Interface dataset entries
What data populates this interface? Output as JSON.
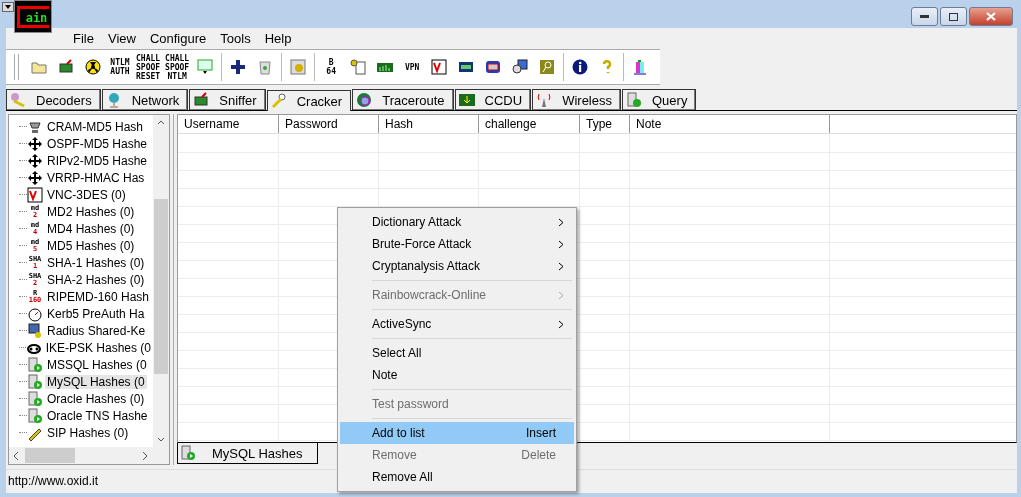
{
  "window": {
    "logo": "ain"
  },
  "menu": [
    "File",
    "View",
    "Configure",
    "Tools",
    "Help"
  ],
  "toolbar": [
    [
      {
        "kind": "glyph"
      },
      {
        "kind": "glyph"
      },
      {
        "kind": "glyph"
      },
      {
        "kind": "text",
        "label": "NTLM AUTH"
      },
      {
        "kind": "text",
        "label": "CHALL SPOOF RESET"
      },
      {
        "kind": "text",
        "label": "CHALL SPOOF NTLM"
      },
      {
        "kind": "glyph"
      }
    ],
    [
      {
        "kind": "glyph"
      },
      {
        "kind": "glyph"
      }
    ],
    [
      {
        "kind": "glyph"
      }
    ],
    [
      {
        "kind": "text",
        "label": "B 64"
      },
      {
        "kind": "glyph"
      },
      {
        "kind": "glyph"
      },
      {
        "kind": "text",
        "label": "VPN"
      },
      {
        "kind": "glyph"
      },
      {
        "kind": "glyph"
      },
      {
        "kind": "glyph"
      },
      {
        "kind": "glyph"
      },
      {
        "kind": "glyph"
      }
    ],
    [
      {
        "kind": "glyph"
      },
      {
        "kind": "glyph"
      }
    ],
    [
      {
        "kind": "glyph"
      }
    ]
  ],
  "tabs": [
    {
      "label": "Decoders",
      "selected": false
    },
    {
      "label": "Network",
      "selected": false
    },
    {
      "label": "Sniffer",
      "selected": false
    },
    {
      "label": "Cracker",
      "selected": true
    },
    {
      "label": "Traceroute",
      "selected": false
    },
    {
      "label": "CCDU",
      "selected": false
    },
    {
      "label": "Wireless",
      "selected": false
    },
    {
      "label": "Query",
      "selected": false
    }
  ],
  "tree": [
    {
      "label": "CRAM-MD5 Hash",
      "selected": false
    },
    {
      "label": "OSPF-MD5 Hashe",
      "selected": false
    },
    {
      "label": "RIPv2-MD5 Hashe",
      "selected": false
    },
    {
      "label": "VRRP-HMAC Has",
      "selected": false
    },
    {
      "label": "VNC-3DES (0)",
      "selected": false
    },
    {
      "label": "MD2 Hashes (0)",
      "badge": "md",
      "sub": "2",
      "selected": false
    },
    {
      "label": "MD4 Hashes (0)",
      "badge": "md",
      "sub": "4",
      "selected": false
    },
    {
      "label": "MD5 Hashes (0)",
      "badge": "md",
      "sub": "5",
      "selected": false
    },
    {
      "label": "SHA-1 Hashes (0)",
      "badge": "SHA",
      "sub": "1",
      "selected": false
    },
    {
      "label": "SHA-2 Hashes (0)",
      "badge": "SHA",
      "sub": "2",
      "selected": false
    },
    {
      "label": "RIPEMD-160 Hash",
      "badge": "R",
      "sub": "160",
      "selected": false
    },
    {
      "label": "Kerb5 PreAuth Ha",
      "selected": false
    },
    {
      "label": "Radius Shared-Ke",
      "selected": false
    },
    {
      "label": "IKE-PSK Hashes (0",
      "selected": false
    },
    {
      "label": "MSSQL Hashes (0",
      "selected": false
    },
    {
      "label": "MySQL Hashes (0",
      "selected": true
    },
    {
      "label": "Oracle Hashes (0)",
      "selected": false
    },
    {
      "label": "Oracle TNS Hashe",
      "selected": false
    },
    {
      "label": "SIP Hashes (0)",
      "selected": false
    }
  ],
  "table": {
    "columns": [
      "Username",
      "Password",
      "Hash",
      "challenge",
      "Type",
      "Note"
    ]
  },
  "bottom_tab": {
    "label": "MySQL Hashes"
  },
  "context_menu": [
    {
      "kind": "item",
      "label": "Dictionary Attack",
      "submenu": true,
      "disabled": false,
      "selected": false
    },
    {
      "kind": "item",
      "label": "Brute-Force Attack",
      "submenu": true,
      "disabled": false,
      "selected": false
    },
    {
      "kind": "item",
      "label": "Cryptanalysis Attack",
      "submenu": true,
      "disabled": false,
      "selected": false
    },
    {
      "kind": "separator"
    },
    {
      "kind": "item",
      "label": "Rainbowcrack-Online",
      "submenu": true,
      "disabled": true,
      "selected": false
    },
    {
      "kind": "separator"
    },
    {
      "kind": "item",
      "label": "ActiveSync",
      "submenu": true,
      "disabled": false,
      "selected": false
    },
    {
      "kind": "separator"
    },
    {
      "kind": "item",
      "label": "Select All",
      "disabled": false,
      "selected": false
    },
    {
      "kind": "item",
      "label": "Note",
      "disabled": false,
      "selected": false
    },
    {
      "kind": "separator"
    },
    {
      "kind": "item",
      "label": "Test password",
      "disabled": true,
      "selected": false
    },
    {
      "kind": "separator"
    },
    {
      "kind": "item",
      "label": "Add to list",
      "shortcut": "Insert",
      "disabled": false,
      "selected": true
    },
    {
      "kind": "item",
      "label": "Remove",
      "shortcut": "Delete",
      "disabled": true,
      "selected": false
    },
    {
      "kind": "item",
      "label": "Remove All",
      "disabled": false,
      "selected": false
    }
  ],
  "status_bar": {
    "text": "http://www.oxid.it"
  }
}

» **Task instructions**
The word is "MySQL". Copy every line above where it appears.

» **Solution for this task**
      "label": "MySQL Hashes (0",
    "label": "MySQL Hashes"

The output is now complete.